Exercise inputs START

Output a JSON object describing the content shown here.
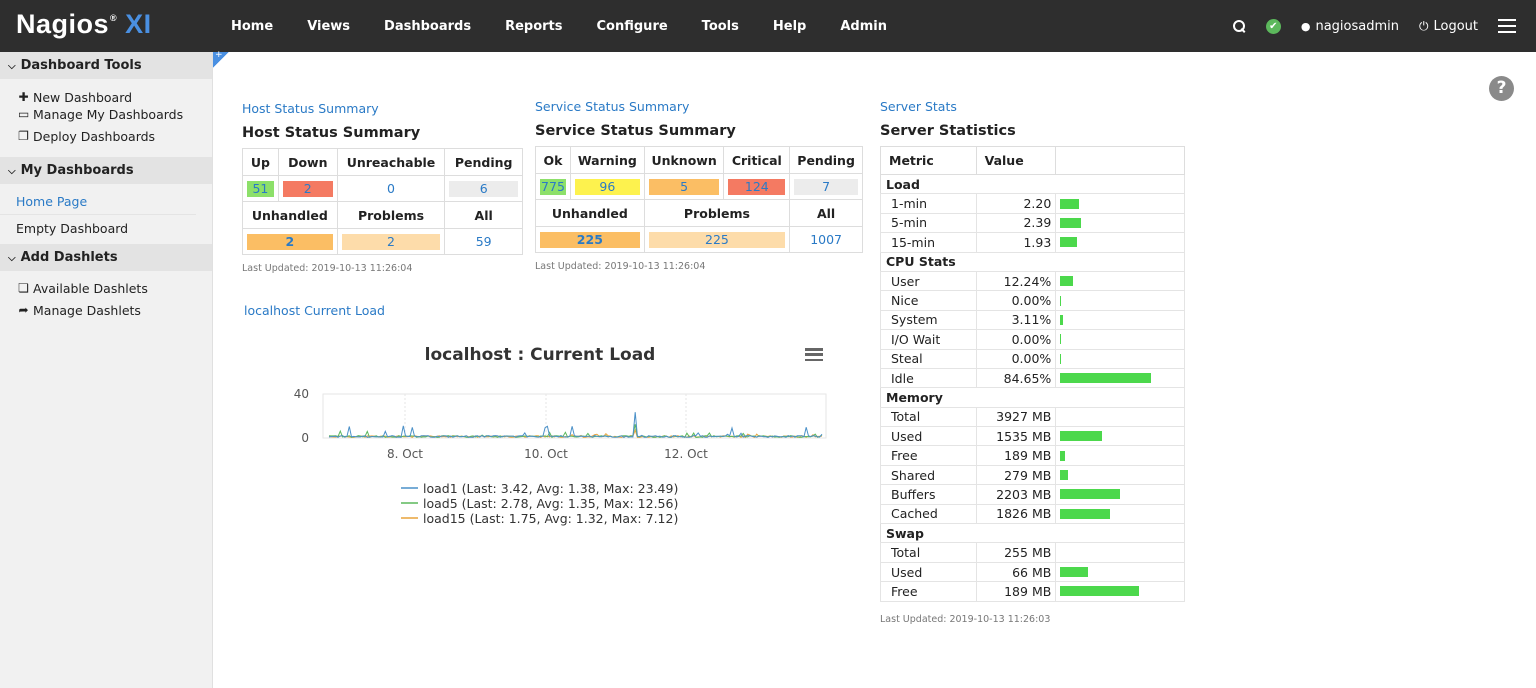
{
  "header": {
    "logo_main": "Nagios",
    "logo_reg": "®",
    "logo_xi": "XI",
    "nav": [
      "Home",
      "Views",
      "Dashboards",
      "Reports",
      "Configure",
      "Tools",
      "Help",
      "Admin"
    ],
    "user": "nagiosadmin",
    "logout": "Logout",
    "status_color": "#5cb85c"
  },
  "sidebar": {
    "tools_title": "Dashboard Tools",
    "tools": [
      {
        "icon": "plus-icon",
        "label": "New Dashboard"
      },
      {
        "icon": "window-icon",
        "label": "Manage My Dashboards"
      },
      {
        "icon": "copy-icon",
        "label": "Deploy Dashboards"
      }
    ],
    "my_title": "My Dashboards",
    "my": [
      "Home Page",
      "Empty Dashboard"
    ],
    "add_title": "Add Dashlets",
    "add": [
      {
        "icon": "stack-icon",
        "label": "Available Dashlets"
      },
      {
        "icon": "share-icon",
        "label": "Manage Dashlets"
      }
    ]
  },
  "host_status": {
    "link": "Host Status Summary",
    "title": "Host Status Summary",
    "headers": [
      "Up",
      "Down",
      "Unreachable",
      "Pending"
    ],
    "values": [
      "51",
      "2",
      "0",
      "6"
    ],
    "headers2": [
      "Unhandled",
      "Problems",
      "All"
    ],
    "values2": [
      "2",
      "2",
      "59"
    ],
    "updated": "Last Updated: 2019-10-13 11:26:04"
  },
  "service_status": {
    "link": "Service Status Summary",
    "title": "Service Status Summary",
    "headers": [
      "Ok",
      "Warning",
      "Unknown",
      "Critical",
      "Pending"
    ],
    "values": [
      "775",
      "96",
      "5",
      "124",
      "7"
    ],
    "headers2": [
      "Unhandled",
      "Problems",
      "All"
    ],
    "values2": [
      "225",
      "225",
      "1007"
    ],
    "updated": "Last Updated: 2019-10-13 11:26:04"
  },
  "server_stats": {
    "link": "Server Stats",
    "title": "Server Statistics",
    "col_metric": "Metric",
    "col_value": "Value",
    "sections": [
      {
        "name": "Load",
        "rows": [
          {
            "m": "1-min",
            "v": "2.20",
            "frac": 0.18
          },
          {
            "m": "5-min",
            "v": "2.39",
            "frac": 0.2
          },
          {
            "m": "15-min",
            "v": "1.93",
            "frac": 0.16
          }
        ]
      },
      {
        "name": "CPU Stats",
        "rows": [
          {
            "m": "User",
            "v": "12.24%",
            "frac": 0.1224
          },
          {
            "m": "Nice",
            "v": "0.00%",
            "frac": 0.0
          },
          {
            "m": "System",
            "v": "3.11%",
            "frac": 0.0311
          },
          {
            "m": "I/O Wait",
            "v": "0.00%",
            "frac": 0.0
          },
          {
            "m": "Steal",
            "v": "0.00%",
            "frac": 0.0
          },
          {
            "m": "Idle",
            "v": "84.65%",
            "frac": 0.8465
          }
        ]
      },
      {
        "name": "Memory",
        "rows": [
          {
            "m": "Total",
            "v": "3927 MB",
            "frac": null
          },
          {
            "m": "Used",
            "v": "1535 MB",
            "frac": 0.39
          },
          {
            "m": "Free",
            "v": "189 MB",
            "frac": 0.048
          },
          {
            "m": "Shared",
            "v": "279 MB",
            "frac": 0.071
          },
          {
            "m": "Buffers",
            "v": "2203 MB",
            "frac": 0.56
          },
          {
            "m": "Cached",
            "v": "1826 MB",
            "frac": 0.465
          }
        ]
      },
      {
        "name": "Swap",
        "rows": [
          {
            "m": "Total",
            "v": "255 MB",
            "frac": null
          },
          {
            "m": "Used",
            "v": "66 MB",
            "frac": 0.26
          },
          {
            "m": "Free",
            "v": "189 MB",
            "frac": 0.74
          }
        ]
      }
    ],
    "updated": "Last Updated: 2019-10-13 11:26:03"
  },
  "load_chart": {
    "link": "localhost Current Load",
    "menu_icon": "hamburger-icon"
  },
  "chart_data": {
    "type": "line",
    "title": "localhost : Current Load",
    "xlabel": "",
    "ylabel": "",
    "x_ticks": [
      "8. Oct",
      "10. Oct",
      "12. Oct"
    ],
    "y_ticks": [
      "0",
      "40"
    ],
    "ylim": [
      0,
      40
    ],
    "series": [
      {
        "name": "load1",
        "color": "#4a90c8",
        "legend": "load1 (Last: 3.42, Avg: 1.38, Max: 23.49)",
        "last": 3.42,
        "avg": 1.38,
        "max": 23.49
      },
      {
        "name": "load5",
        "color": "#5cb85c",
        "legend": "load5 (Last: 2.78, Avg: 1.35, Max: 12.56)",
        "last": 2.78,
        "avg": 1.35,
        "max": 12.56
      },
      {
        "name": "load15",
        "color": "#e8a33c",
        "legend": "load15 (Last: 1.75, Avg: 1.32, Max: 7.12)",
        "last": 1.75,
        "avg": 1.32,
        "max": 7.12
      }
    ]
  }
}
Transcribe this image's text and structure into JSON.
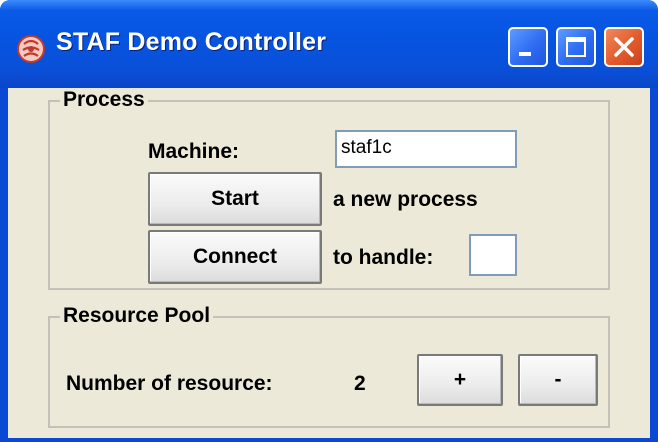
{
  "window": {
    "title": "STAF Demo Controller",
    "buttons": {
      "minimize": "minimize-icon",
      "maximize": "maximize-icon",
      "close": "close-icon"
    }
  },
  "process": {
    "group_label": "Process",
    "machine_label": "Machine:",
    "machine_value": "staf1c",
    "start_button": "Start",
    "start_text": "a new process",
    "connect_button": "Connect",
    "connect_text": "to handle:",
    "handle_value": ""
  },
  "resource_pool": {
    "group_label": "Resource Pool",
    "count_label": "Number of resource:",
    "count_value": "2",
    "plus_button": "+",
    "minus_button": "-"
  },
  "colors": {
    "titlebar": "#0654e0",
    "client_bg": "#ece9d8",
    "close_button": "#e25a2c"
  }
}
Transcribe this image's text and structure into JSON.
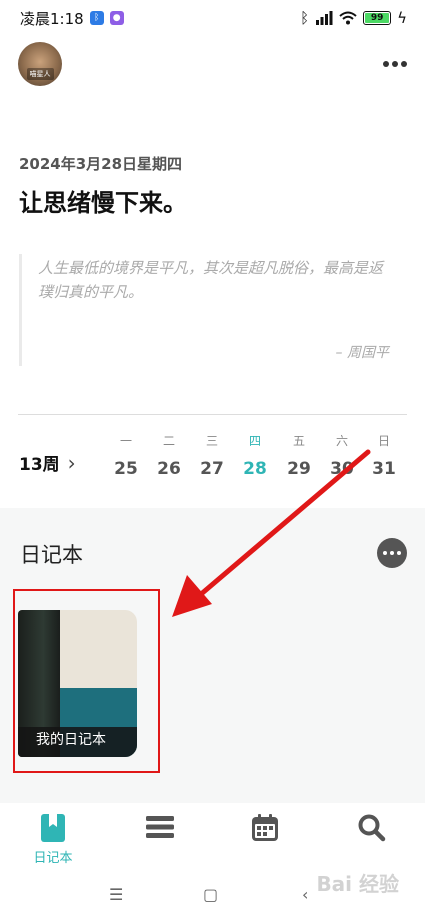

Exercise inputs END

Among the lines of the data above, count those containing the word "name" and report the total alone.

7